As part of Johnson and Johnson’s No More Tears brand’s 50th anniversary, its Clean Water Initiative was launched as a combined effort with non-profit charity Water for People. Operating under the slogan “Because every baby deserves clean water”, the program has aided small, rural communities in ten of world’s poorest countries, including Malawi and West Bengal to tackle water contamination. The charity not only educates communities but also installs sanitation facilities in schools to provide clean water to hundreds of thousands of children.
The Trade Union Share Owners group will put union values at the heart of corporate governance through the Trade Union Voting and Engagement Guidelines
Barclay’s must raise £12.8bn to cover new regulatory demands
The former Olympus CEO exposed a $1.7bn fraud at the heart of one of Japan’s most important corporations, and became a symbol for whistle-blowers everywhere
Disgruntled shareholders at Swiss private bank vote to reject remuneration report at annual meeting
Businesses call CSR rule changes too strict, while NGOs say they don’t go far enough
Banks with more out-dated corporate governance structures were hit hardest by crisis, according to Fitch statement
Surrey Police forced to abandon failed multi-million pound computer system
Philanthropy and sustainability debated at forum arranged by UAE’s University Leadership Council
As the legal industry continues to boom, it’s becoming ever more challenging for firms to choose where to seek council. Corporate Governance Report spoke to World Finance Editor Alexander Redcliffe about the magazine’s legal awards
Sime Darby’s self-governing model allows it to stay focused and nimble
New code will centralise corporate governance practices and ascribe penalties for lack of compliance
Recent banking fiascos have proved that British officials struggle to revive failing banks or produce meaningful reform, even if they haven’t noticed it themselves yet, writes Simon Johnson
Following what many have perceived to be detrimental legal altercations through the past year, the London-listed mining company has since granted new share options to many of its employees

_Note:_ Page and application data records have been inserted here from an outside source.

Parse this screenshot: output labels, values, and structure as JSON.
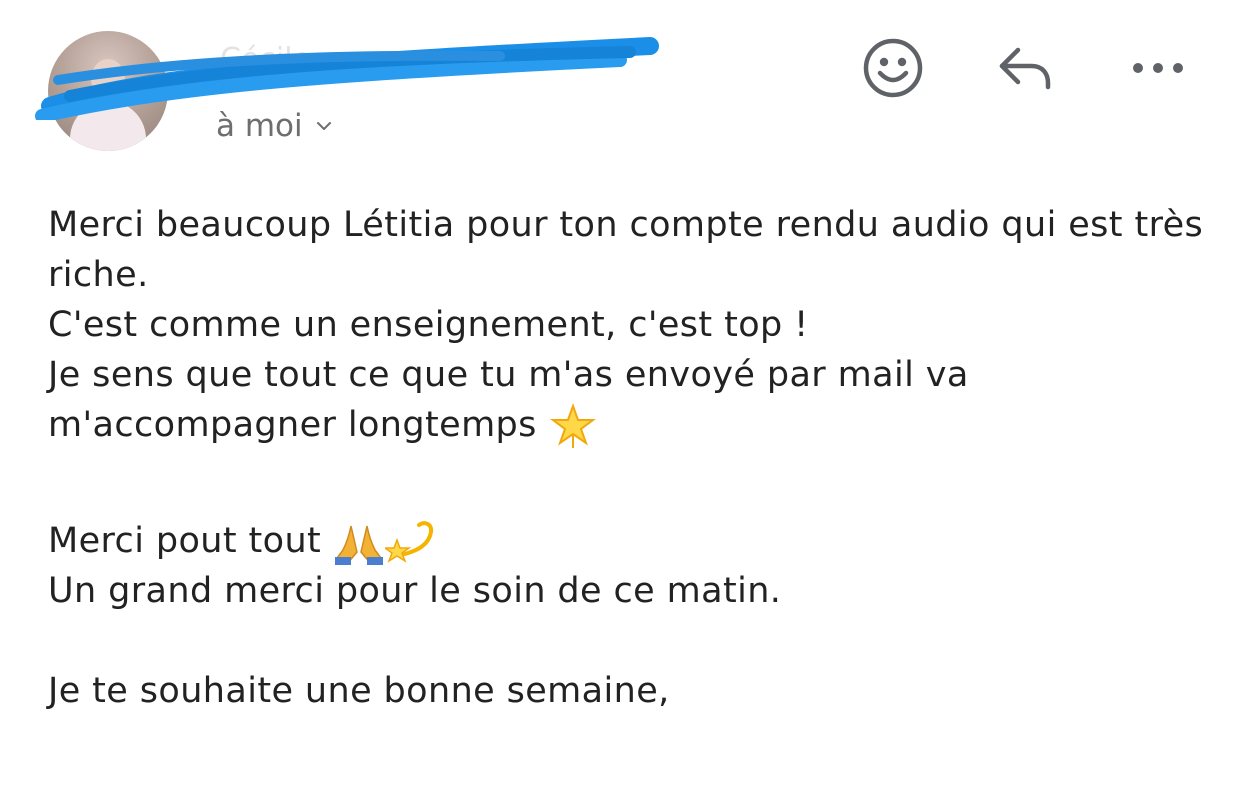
{
  "header": {
    "sender_name": "Cécile ...",
    "recipient_label": "à moi",
    "icons": {
      "emoji_reaction": "smiley-face-icon",
      "reply": "reply-arrow-icon",
      "more": "more-options-icon",
      "recipient_expand": "chevron-down-icon"
    }
  },
  "message": {
    "line1": "Merci beaucoup Létitia pour ton compte rendu audio qui est très riche.",
    "line2": "C'est comme un enseignement, c'est top !",
    "line3": "Je sens que tout ce que tu m'as envoyé par mail va m'accompagner longtemps",
    "line4": "Merci pout tout",
    "line5": "Un grand merci pour le soin de ce matin.",
    "line6": "Je te souhaite une bonne semaine,"
  },
  "colors": {
    "text": "#222222",
    "secondary_text": "#6e6e6e",
    "icon": "#5f6368",
    "redaction_blue": "#1b8fe8"
  }
}
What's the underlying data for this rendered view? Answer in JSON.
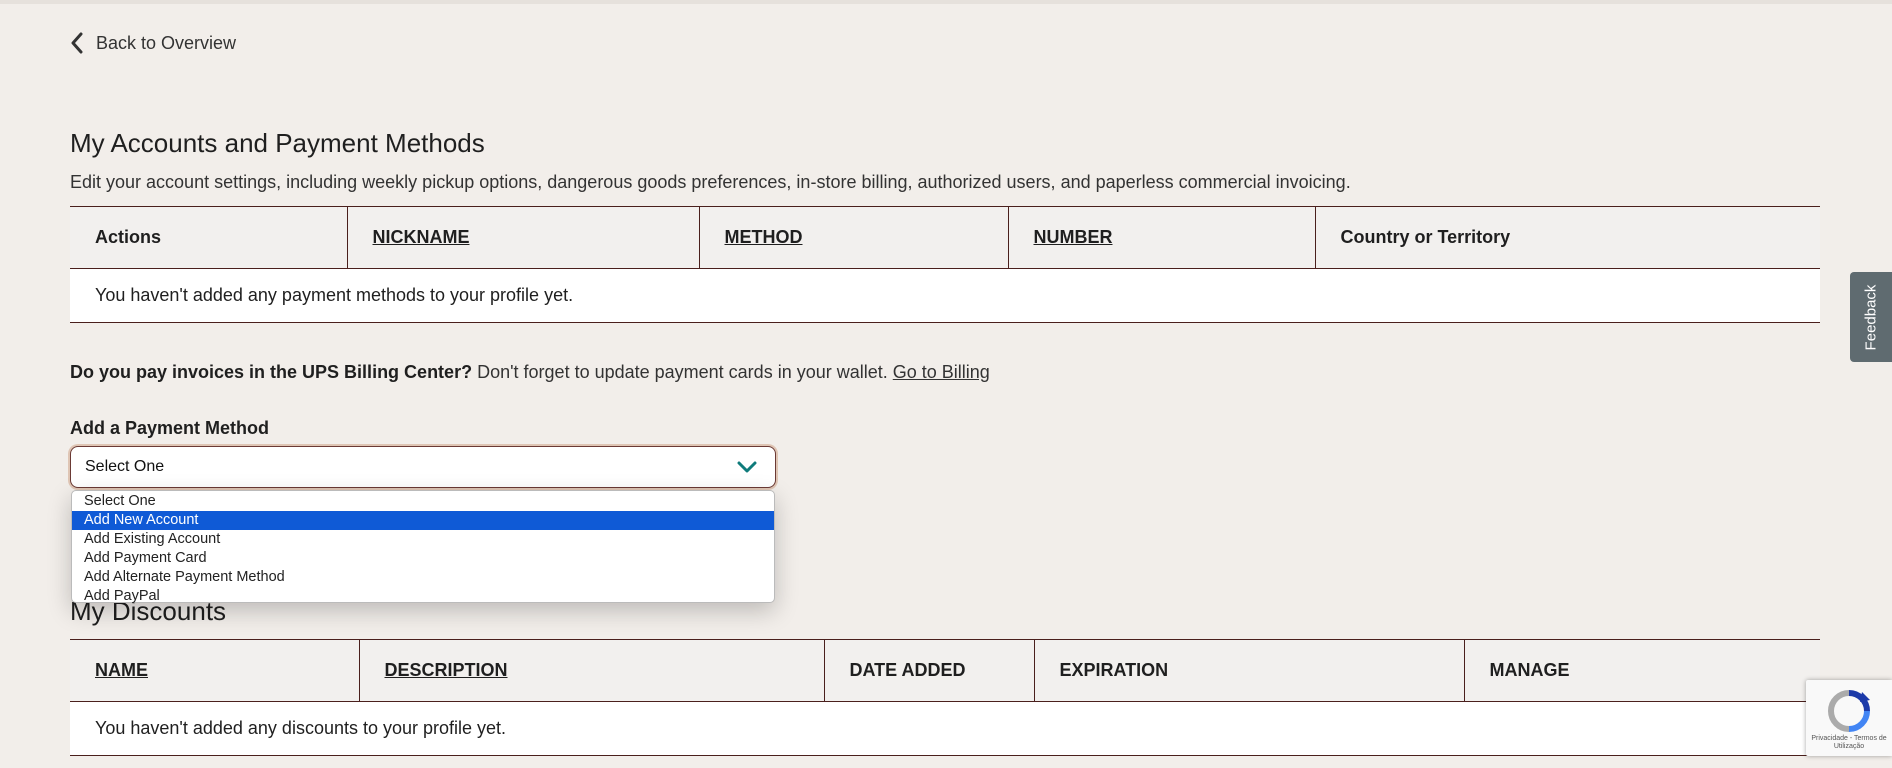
{
  "nav": {
    "back_label": "Back to Overview"
  },
  "accounts": {
    "title": "My Accounts and Payment Methods",
    "description": "Edit your account settings, including weekly pickup options, dangerous goods preferences, in-store billing, authorized users, and paperless commercial invoicing.",
    "columns": [
      "Actions",
      "NICKNAME",
      "METHOD",
      "NUMBER",
      "Country or Territory"
    ],
    "empty_message": "You haven't added any payment methods to your profile yet."
  },
  "billing": {
    "question": "Do you pay invoices in the UPS Billing Center?",
    "reminder": " Don't forget to update payment cards in your wallet. ",
    "link": "Go to Billing"
  },
  "payment_method": {
    "label": "Add a Payment Method",
    "selected_value": "Select One",
    "options": [
      "Select One",
      "Add New Account",
      "Add Existing Account",
      "Add Payment Card",
      "Add Alternate Payment Method",
      "Add PayPal"
    ],
    "highlighted_index": 1
  },
  "discounts": {
    "title": "My Discounts",
    "columns": [
      "NAME",
      "DESCRIPTION",
      "DATE ADDED",
      "EXPIRATION",
      "MANAGE"
    ],
    "empty_message": "You haven't added any discounts to your profile yet."
  },
  "feedback": {
    "label": "Feedback"
  },
  "recaptcha": {
    "privacy": "Privacidade",
    "terms": "Termos de Utilização"
  },
  "colors": {
    "accent": "#0f5ad6",
    "border": "#4a1f1c",
    "chevron": "#0f7b7b",
    "background": "#f2eeea"
  },
  "icons": [
    "chevron-left-icon",
    "chevron-down-icon",
    "recaptcha-icon"
  ]
}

The QCA has published a new guidance code for SMEs, focusing primarily on delivering long-term shareholder value
Despite pressure to encourage greater competition in the UK’s accounting market, regulator waters down its proposed rule changes